[Excerpts from an interface dataset]
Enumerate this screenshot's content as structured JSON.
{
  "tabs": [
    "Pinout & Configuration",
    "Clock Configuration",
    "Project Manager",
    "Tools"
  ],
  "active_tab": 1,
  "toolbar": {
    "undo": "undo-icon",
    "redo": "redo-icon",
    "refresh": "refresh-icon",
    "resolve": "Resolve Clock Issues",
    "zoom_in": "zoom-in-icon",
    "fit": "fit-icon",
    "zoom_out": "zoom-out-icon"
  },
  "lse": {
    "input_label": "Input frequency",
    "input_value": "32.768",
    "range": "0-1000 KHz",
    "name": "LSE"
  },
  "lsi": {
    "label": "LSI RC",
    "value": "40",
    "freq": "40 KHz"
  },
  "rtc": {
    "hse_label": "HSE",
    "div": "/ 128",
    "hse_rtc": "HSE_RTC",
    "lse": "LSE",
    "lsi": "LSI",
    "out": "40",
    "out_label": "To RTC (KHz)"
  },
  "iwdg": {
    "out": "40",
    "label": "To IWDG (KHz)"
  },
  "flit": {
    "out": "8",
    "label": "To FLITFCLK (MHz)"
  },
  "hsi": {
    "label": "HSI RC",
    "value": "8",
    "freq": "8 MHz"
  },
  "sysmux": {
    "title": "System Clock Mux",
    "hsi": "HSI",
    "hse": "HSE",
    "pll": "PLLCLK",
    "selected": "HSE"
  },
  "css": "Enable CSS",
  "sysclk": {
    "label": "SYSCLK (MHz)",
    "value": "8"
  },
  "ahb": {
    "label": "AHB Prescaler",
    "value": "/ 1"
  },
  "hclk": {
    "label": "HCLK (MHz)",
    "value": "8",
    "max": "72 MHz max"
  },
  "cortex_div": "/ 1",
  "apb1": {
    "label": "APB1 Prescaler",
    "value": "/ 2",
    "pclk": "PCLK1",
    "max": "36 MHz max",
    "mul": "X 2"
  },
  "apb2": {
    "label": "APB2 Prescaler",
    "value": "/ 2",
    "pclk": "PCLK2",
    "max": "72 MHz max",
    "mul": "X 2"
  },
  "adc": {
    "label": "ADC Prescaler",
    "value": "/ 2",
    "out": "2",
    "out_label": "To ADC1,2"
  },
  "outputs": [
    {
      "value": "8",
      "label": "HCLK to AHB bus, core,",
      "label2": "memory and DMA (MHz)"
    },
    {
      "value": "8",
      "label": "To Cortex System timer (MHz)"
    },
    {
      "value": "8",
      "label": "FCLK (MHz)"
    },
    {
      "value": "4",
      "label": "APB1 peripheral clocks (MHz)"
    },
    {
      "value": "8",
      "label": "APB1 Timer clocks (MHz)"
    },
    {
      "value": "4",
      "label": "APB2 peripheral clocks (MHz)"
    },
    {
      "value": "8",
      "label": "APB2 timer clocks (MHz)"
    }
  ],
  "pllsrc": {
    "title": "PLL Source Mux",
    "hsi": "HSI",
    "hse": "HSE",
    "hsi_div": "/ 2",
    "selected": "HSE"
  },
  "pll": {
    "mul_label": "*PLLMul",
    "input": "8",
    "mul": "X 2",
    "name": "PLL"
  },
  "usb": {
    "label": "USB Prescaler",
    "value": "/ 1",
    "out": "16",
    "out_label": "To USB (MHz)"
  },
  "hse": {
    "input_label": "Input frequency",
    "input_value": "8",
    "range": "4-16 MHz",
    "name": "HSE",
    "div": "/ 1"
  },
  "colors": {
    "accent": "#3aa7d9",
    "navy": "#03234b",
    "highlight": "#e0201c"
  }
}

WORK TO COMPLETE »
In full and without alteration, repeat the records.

TASK SOLUTION »
Enumerate this screenshot's content as structured JSON.
{
  "tabs": [
    "Pinout & Configuration",
    "Clock Configuration",
    "Project Manager",
    "Tools"
  ],
  "active_tab": 1,
  "toolbar": {
    "undo": "undo-icon",
    "redo": "redo-icon",
    "refresh": "refresh-icon",
    "resolve": "Resolve Clock Issues",
    "zoom_in": "zoom-in-icon",
    "fit": "fit-icon",
    "zoom_out": "zoom-out-icon"
  },
  "lse": {
    "input_label": "Input frequency",
    "input_value": "32.768",
    "range": "0-1000 KHz",
    "name": "LSE"
  },
  "lsi": {
    "label": "LSI RC",
    "value": "40",
    "freq": "40 KHz"
  },
  "rtc": {
    "hse_label": "HSE",
    "div": "/ 128",
    "hse_rtc": "HSE_RTC",
    "lse": "LSE",
    "lsi": "LSI",
    "out": "40",
    "out_label": "To RTC (KHz)"
  },
  "iwdg": {
    "out": "40",
    "label": "To IWDG (KHz)"
  },
  "flit": {
    "out": "8",
    "label": "To FLITFCLK (MHz)"
  },
  "hsi": {
    "label": "HSI RC",
    "value": "8",
    "freq": "8 MHz"
  },
  "sysmux": {
    "title": "System Clock Mux",
    "hsi": "HSI",
    "hse": "HSE",
    "pll": "PLLCLK",
    "selected": "HSE"
  },
  "css": "Enable CSS",
  "sysclk": {
    "label": "SYSCLK (MHz)",
    "value": "8"
  },
  "ahb": {
    "label": "AHB Prescaler",
    "value": "/ 1"
  },
  "hclk": {
    "label": "HCLK (MHz)",
    "value": "8",
    "max": "72 MHz max"
  },
  "cortex_div": "/ 1",
  "apb1": {
    "label": "APB1 Prescaler",
    "value": "/ 2",
    "pclk": "PCLK1",
    "max": "36 MHz max",
    "mul": "X 2"
  },
  "apb2": {
    "label": "APB2 Prescaler",
    "value": "/ 2",
    "pclk": "PCLK2",
    "max": "72 MHz max",
    "mul": "X 2"
  },
  "adc": {
    "label": "ADC Prescaler",
    "value": "/ 2",
    "out": "2",
    "out_label": "To ADC1,2"
  },
  "outputs": [
    {
      "value": "8",
      "label": "HCLK to AHB bus, core,",
      "label2": "memory and DMA (MHz)"
    },
    {
      "value": "8",
      "label": "To Cortex System timer (MHz)"
    },
    {
      "value": "8",
      "label": "FCLK (MHz)"
    },
    {
      "value": "4",
      "label": "APB1 peripheral clocks (MHz)"
    },
    {
      "value": "8",
      "label": "APB1 Timer clocks (MHz)"
    },
    {
      "value": "4",
      "label": "APB2 peripheral clocks (MHz)"
    },
    {
      "value": "8",
      "label": "APB2 timer clocks (MHz)"
    }
  ],
  "pllsrc": {
    "title": "PLL Source Mux",
    "hsi": "HSI",
    "hse": "HSE",
    "hsi_div": "/ 2",
    "selected": "HSE"
  },
  "pll": {
    "mul_label": "*PLLMul",
    "input": "8",
    "mul": "X 2",
    "name": "PLL"
  },
  "usb": {
    "label": "USB Prescaler",
    "value": "/ 1",
    "out": "16",
    "out_label": "To USB (MHz)"
  },
  "hse": {
    "input_label": "Input frequency",
    "input_value": "8",
    "range": "4-16 MHz",
    "name": "HSE",
    "div": "/ 1"
  },
  "colors": {
    "accent": "#3aa7d9",
    "navy": "#03234b",
    "highlight": "#e0201c"
  }
}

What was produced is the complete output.